Doctor’s Data Comprehensive Stool Analysis is an adequate report to support a CFS diagnosis. It has limited value for generating sets of suggestions covering all of the bacteria genus in the human gut. As I have mentioned before, I will apply logic based on available limited knowledge and hope it helps enough to result in more comprehensive microbiome analysis later.
II did two earlier analysis of this type of report:
Report Microbiome Component
Expect CFS shifts:
- No Bifidobacterium
- No Lactobacillus
Using the AHMF 1998 Study as a compatible reference:
- ” Klebsiella/Enterobacter group, 0%(Healthy) and 3%; (CFS)” – Agreement – High
- Streptoccocus is a known major producer of d-lactic acid and associated with CFS 
- Also it is associated with sleep issues: “For both the responders and the whole group, poorer mood was associated with higher Lactobacillus. Short term antibiotic treatment appears to be insufficient to effect sustainable changes in the gut ecosystem in most CFS participants. Some improvement in objective sleep parameters and mood were found in participants with reduced levels of gram-positive gut microbiota after antibiotic treatment, which is encouraging. ” 
The real problem that I find with this report is that it is unclear if a 3+ is an overgrowth or good… from their example report it seems to be an “insignificant”. The sample report also suggest that their report is more focus on detecting yeast problems than microbiome shifts.
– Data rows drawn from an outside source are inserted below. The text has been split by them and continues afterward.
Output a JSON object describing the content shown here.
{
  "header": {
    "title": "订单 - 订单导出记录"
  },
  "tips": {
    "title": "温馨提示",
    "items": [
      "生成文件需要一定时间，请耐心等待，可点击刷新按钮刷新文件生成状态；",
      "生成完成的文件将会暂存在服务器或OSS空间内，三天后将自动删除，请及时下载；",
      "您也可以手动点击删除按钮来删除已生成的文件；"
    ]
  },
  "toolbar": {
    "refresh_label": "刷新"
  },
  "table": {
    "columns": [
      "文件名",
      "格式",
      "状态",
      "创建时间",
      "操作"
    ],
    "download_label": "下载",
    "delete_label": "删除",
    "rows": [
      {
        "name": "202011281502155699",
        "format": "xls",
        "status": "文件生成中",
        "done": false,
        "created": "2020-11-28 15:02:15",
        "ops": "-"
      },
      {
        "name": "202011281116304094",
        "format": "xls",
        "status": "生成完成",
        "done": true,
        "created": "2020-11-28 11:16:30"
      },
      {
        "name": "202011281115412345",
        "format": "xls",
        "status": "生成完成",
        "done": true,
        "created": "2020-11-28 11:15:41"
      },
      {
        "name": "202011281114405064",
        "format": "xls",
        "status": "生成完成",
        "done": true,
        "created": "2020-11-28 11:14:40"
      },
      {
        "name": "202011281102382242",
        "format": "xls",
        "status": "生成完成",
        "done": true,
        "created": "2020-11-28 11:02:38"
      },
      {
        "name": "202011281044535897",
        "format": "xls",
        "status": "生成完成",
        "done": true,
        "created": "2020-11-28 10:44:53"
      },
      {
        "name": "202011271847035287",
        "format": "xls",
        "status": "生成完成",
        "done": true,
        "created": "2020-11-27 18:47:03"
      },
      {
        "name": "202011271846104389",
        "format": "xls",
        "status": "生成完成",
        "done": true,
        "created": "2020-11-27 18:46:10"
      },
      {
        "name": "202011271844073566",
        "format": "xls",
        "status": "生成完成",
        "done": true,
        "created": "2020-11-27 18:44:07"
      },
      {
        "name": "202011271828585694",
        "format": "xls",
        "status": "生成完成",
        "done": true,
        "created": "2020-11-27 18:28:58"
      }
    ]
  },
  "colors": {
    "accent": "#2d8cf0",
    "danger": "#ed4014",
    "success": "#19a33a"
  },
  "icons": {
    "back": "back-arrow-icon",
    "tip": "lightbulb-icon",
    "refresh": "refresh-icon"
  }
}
This report cites only one overgrowth, Klebsiella pneumoniae and going to DataPunk.Net we find only:
I recommend that the reader consider getting a uBiome done. This does NOT require a prescription or MD’s order and is available everywhere in the world. The cost is very reasonable, $89. It may well result in both improvements and reduced supplement costs by taking appropriate items for your microbiome instead of the randomness that is often done by most CFS patients.
This is an education post to facilitate discussing this approach with your medical professionals. It is not medical advice for the treatment of CFS. Always consult with your medical professional before doing any changes of diet, supplements or activity. Some items cites may interfere with prescription medicines.